Before performing any C program, you need to make sure that your system is upgraded and up to date. After that, it’s time to use the getchar() function in the C program. To do so, we require a C file. If you don’t have one, try creating a C-type file with Ubuntu’s “touch” instruction on the shell. This file must contain the “c” extension with its name. We have been creating this file in Ubuntu’s “home” directory. You can use another folder as well. After this, we have to open this newly generated C-type file so that we can add some C code to it. Usually, Linux users prefer to open such files in the built-in text editor. You can use it as well. But, we have been using the GNU Nano editor here so far using the “nano” instruction as shown.
The empty file will be opened on your Ubuntu screen and ready to be used. We need to add the standard input-output header library of C in this code file so that we can make use of standard input and output functions and statements within the code without any issue. Overall all the C code implementation will be done within the built-in main() method as all the execution starts from this method as well. So, we will be avoided to use the other user-defined functions for our examples. We have started the main() function with its integer return type and declared a character type variable “var” which has not been initialized yet.

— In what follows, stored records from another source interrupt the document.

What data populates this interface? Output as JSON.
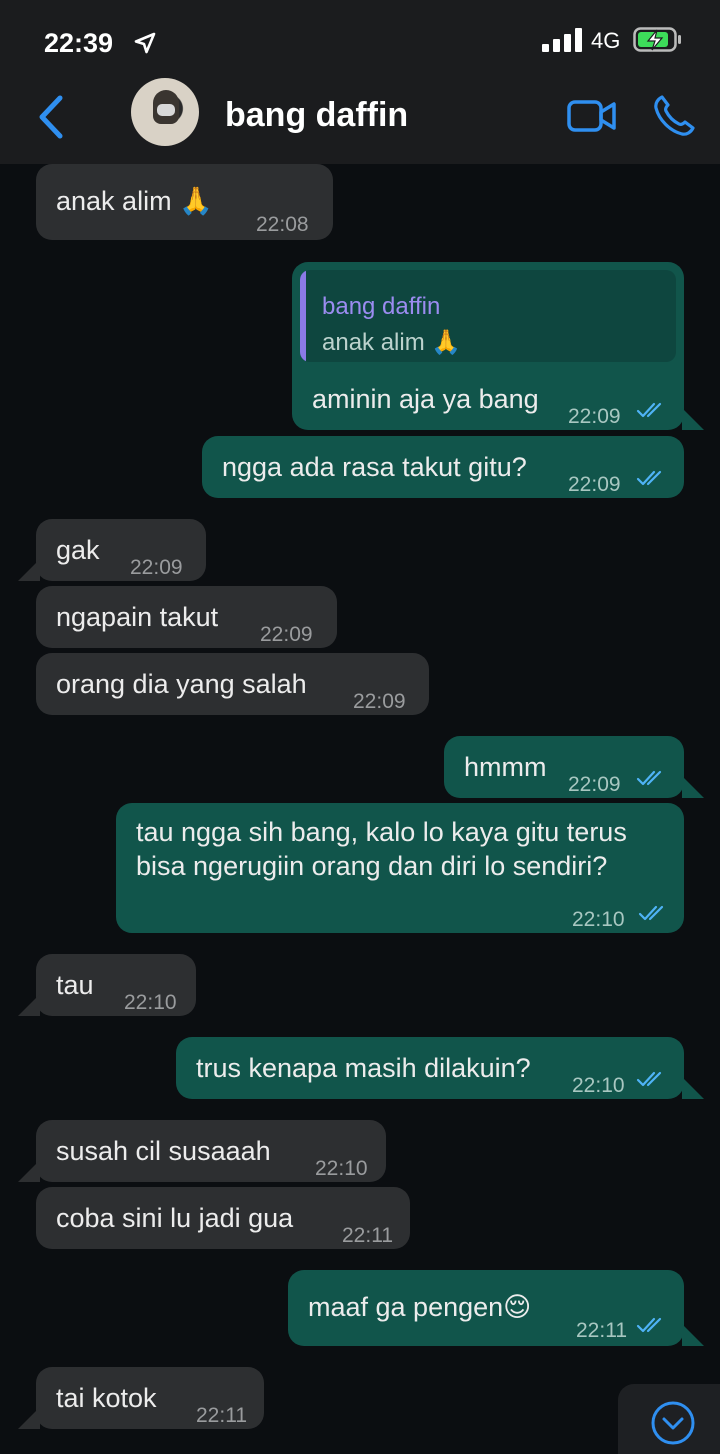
{
  "status": {
    "time": "22:39",
    "network": "4G"
  },
  "header": {
    "contact_name": "bang daffin"
  },
  "messages": [
    {
      "text": "anak alim 🙏",
      "time": "22:08"
    },
    {
      "quote_name": "bang daffin",
      "quote_text": "anak alim 🙏",
      "text": "aminin aja ya bang",
      "time": "22:09"
    },
    {
      "text": "ngga ada rasa takut gitu?",
      "time": "22:09"
    },
    {
      "text": "gak",
      "time": "22:09"
    },
    {
      "text": "ngapain takut",
      "time": "22:09"
    },
    {
      "text": "orang dia yang salah",
      "time": "22:09"
    },
    {
      "text": "hmmm",
      "time": "22:09"
    },
    {
      "text": "tau ngga sih bang, kalo lo kaya gitu terus bisa ngerugiin orang dan diri lo sendiri?",
      "time": "22:10"
    },
    {
      "text": "tau",
      "time": "22:10"
    },
    {
      "text": "trus kenapa masih dilakuin?",
      "time": "22:10"
    },
    {
      "text": "susah cil susaaah",
      "time": "22:10"
    },
    {
      "text": "coba sini lu jadi gua",
      "time": "22:11"
    },
    {
      "text": "maaf ga pengen😌",
      "time": "22:11"
    },
    {
      "text": "tai kotok",
      "time": "22:11"
    }
  ],
  "colors": {
    "accent": "#2f8ff0",
    "outgoing_bubble": "#11554b",
    "incoming_bubble": "#2d2f31",
    "read_ticks": "#4fb3f6"
  }
}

We have been utilizing the C’s “printf” statement to print out “Enter a character” on our Linux shell screen. This will be an indication to a user that he/she has to put some character value as an input. On the very next line, we have been using our topic function “getchar()” to get the character value from our user as an input and store it to the already defined variable “var”. The next printf statement is used to display the “Character” string i.e., before the input character as an indication. Now, to display the inputted character value on our shell, we have to use the “putchar()” function of “c” taking the variable “var” as an argument. As the getchar() and putchar() functions work with each other, we cannot avoid “putchar()” when we want to display the value got from “getchar()”. The last printf statement is used to add the line break at the end of the character value. The program is completed and ready to be compiled.
Ubuntu 20.04 Linux system supports the “GCC” compiler of C language to make our codes error-free before their executions. It’s very easy to install with the “apt” package when you are working within the Ubuntu 20.04 system. So, we have been using this compiler to make our C code error-free as demonstrated in the image instruction. After the C code compilation, the “a.out” instruction has been executed to run the C compiled code. The user added character “A” upon asked and the getchar() function has saved it to the variable “var”. The putchar() function is displaying the input character value added by a user on the shell screen.
Let’s take a look at another example to use the getchar() function in C code. So, within this program, we have taken a main() function to perform the work. The character variable has been declared and the printf statement is here to state that the user has to enter some value. The overall working has been based on the while loop that is here to check the condition i.e., variable value is not equal to “e”. Until the condition is satisfied and the user didn’t enter “e”, the loop will continue taking input from the user as a character and display it on the shell. To get input, the getchar() function has been used, and to display the input got from the user, the “putchar()” function has been used within the while loop. When the user will enter “e”, the loop will end automatically and the program will be completed.
After compiling this code with the gcc compiler, we have got no errors. On execution, the user entered “y” and it got displayed as well. The user entered “b” and it has also been displayed on the shell. When the user entered “e”, it got displayed and the program got terminated.
The above examples were all about using the putchar() function along with the getchar() function to display the input after getting it. While within this example, we will not be using the putchar() function to display the inputted value. So, within the main() function we have declared two integer type variables i.e., var and “I”. The variable “I” is initialized to 0. Another array variable “A” of character type is declared with size 50. After the printf statement, we have been using the “do-while” loop. The program will continue to take input characters using getchar() and save them to the variable “var”. This “var” character value will be assigned to array variable “A” particular index and increment its index i.e., i++. This will continue to add value to “A” until the value entered by the user doesn’t meet the character “x” and the value entered by a user will be displayed using the printf statement as per the “while” part. So within the input value entered by a user, the loop will take all the values before the character “x”. Save the input in variable “A” and display it on the shell.
The user entered the string having the last word start with “x” at first execution i.e., “xo”. Thus, all the characters before “x” got displayed. On the second execution, two “x” got used and all the characters before the first “x” got displayed.
This article contains a brief description of how to make use of the “getchar()” function in the C program while using Ubuntu 20.04 platform. For this, we have used the putchar() function as a companion function for the getchar() function in our examples. This way, we have achieved our goal to get a character as input from the user and display it on the screen.